▸ AVAILABLE DATA
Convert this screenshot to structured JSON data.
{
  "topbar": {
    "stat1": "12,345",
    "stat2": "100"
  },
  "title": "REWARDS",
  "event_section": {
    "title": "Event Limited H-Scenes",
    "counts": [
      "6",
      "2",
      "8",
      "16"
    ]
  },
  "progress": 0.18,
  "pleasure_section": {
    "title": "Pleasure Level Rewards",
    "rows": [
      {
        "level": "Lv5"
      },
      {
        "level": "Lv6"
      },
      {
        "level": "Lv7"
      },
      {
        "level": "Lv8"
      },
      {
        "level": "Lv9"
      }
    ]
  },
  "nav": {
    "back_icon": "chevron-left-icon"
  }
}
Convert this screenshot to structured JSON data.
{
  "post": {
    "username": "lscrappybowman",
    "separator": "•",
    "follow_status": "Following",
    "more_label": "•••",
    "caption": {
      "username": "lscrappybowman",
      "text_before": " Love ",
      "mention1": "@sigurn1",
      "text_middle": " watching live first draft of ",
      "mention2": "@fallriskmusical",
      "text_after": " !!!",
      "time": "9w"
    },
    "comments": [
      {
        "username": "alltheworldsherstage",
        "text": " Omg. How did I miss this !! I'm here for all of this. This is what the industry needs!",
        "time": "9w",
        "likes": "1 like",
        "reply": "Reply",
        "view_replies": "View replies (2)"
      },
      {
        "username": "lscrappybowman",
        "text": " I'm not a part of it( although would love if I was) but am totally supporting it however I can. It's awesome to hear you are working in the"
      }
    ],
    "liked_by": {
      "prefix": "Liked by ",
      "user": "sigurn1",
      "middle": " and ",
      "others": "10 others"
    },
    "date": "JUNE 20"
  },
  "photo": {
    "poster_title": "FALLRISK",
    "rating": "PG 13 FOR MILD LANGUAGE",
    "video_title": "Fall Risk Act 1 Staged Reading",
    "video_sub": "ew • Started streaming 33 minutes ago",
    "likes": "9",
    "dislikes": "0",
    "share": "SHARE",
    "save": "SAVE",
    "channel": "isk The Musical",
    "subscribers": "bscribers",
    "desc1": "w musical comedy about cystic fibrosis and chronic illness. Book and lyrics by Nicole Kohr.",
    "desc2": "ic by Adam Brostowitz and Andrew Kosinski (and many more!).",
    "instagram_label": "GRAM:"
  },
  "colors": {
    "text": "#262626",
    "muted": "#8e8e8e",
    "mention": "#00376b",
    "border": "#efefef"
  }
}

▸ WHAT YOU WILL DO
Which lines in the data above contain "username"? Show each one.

▸ EXERCISE SOLUTION
    "username": "lscrappybowman",
      "username": "lscrappybowman",
        "username": "alltheworldsherstage",
        "username": "lscrappybowman",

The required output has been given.